How many recipes for rotten food are in your family cookbook? Or, how many recipes in your family cookbook include ingredients classified as rotten food? I bet you have quite a few!
Consider that some of the most beloved rotten food tastes from the Americas and Europe (especially France) are based on some form of decomposition, decay, or the result of deliberately drying, fermenting, spicing, or injecting foods with “good” bacteria.
It is always amusing to try and fathom why someone would taste, let alone eat, some of the most disgusting rotten food products out there (and pay extra for them). Culture certainly has a lot to do with rotten food being coveted. Smelly, salty things don’t seem like such attractions, however, go most anywhere in the world and you’re bound to find at least one food that is prized for its putrid qualities.
Still think you don’t have any rotten food recipes in your family cookbook? Try these on for size:
21 Rotten Foods Found in Your Family Cookbook
Cured meat & hams (Parma, Rosette, Smithfield)
Sour bean curd
Wild game birds
Most of the rotten foods in the list above are an acquired taste. And, coincidentally, most rotten foods are the result of someone trying to extend the usefulness of a food by extending its due date (aka preservation to prevent spoilage), thus staving off hunger.
Can’t really blame/credit any one person for the “discovery” of cheese, or the process of fermenting soy sauce or beer. It is just interesting to imagine why anyone would try rotten food in the first place.
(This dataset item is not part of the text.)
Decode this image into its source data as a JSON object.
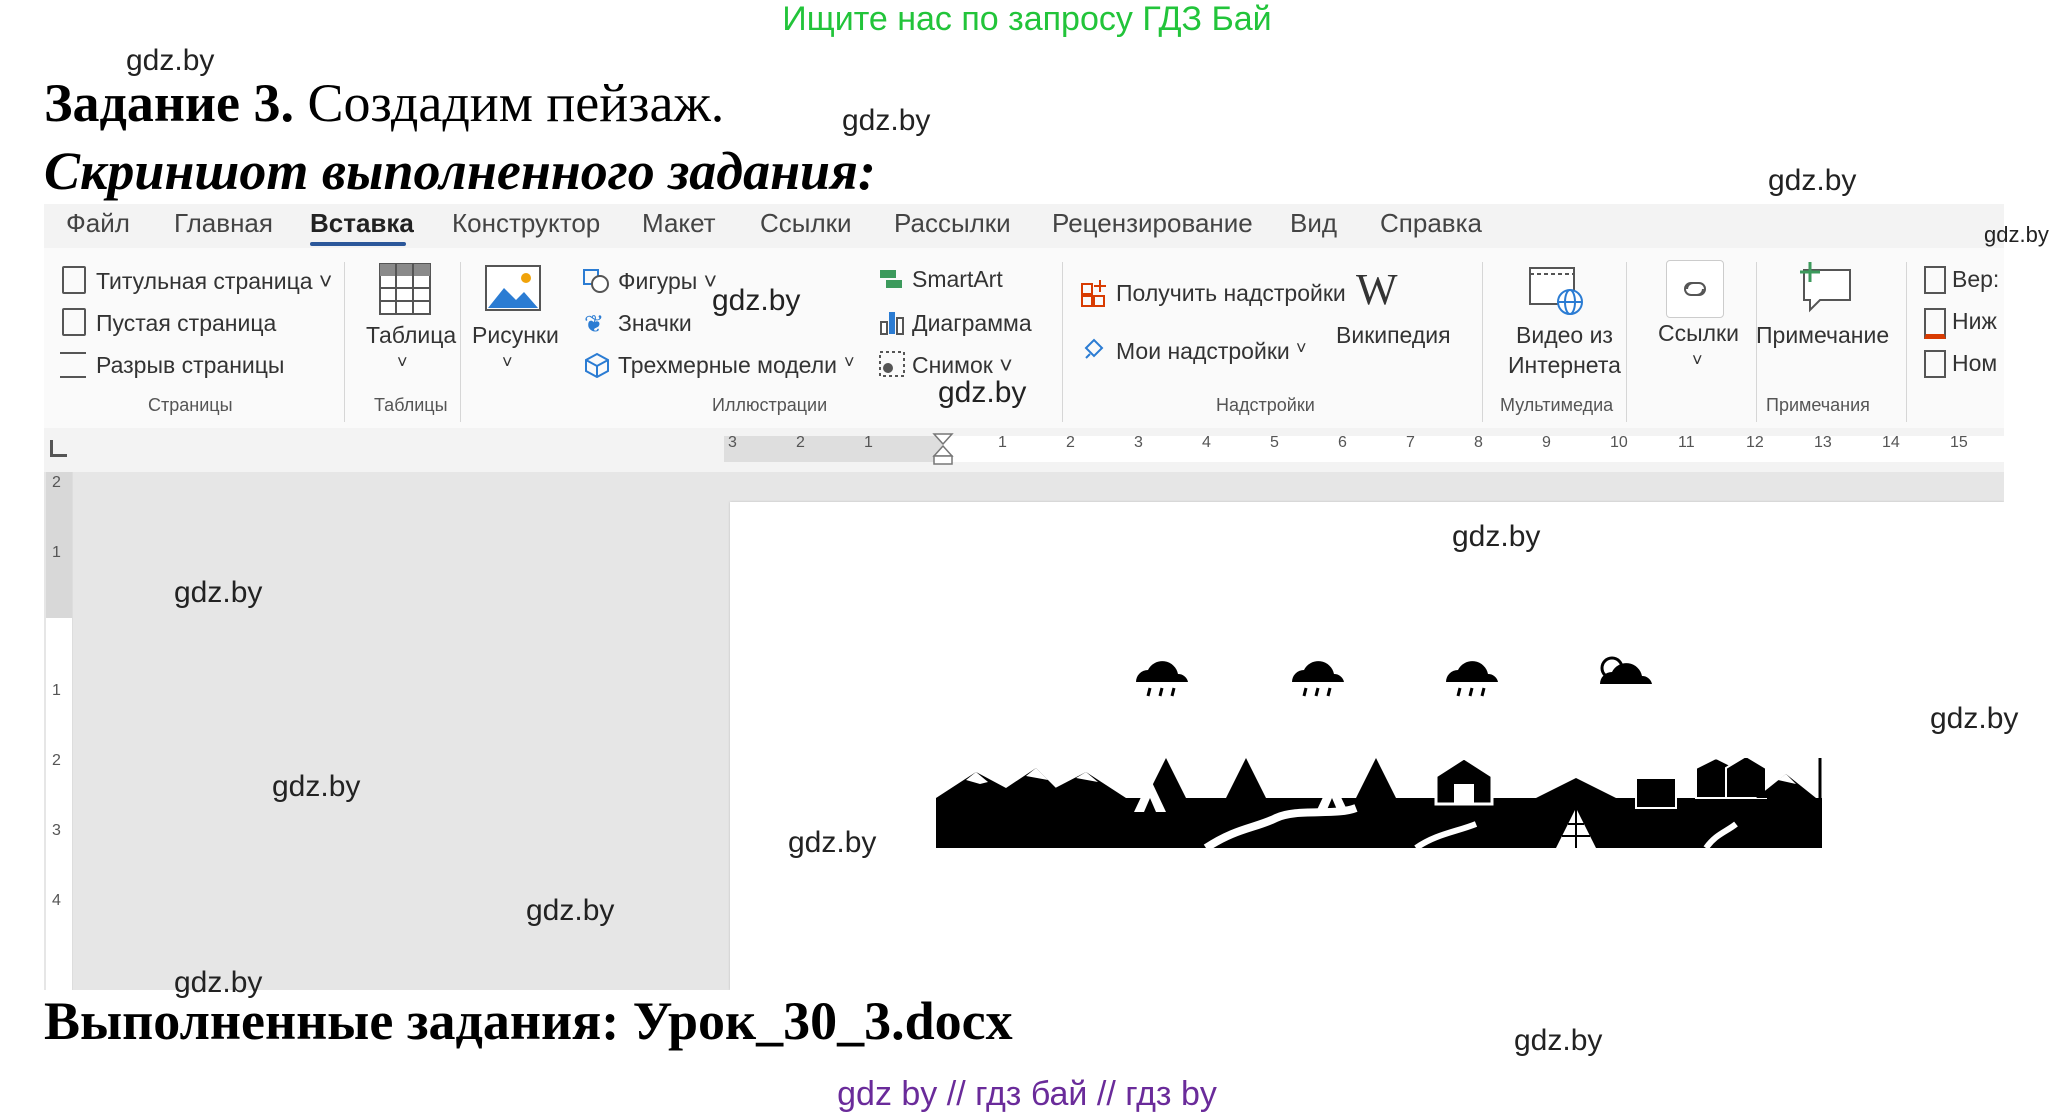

Well, I wouldn”t recommend adding a section in your family cookbook called “Rotten Foods,” but it is fun to think about and perhaps use for idle conversation during lulls in the Super Bowl competition (when you are working on your family cookbook, recipe cards, family reunion, or fundraiser).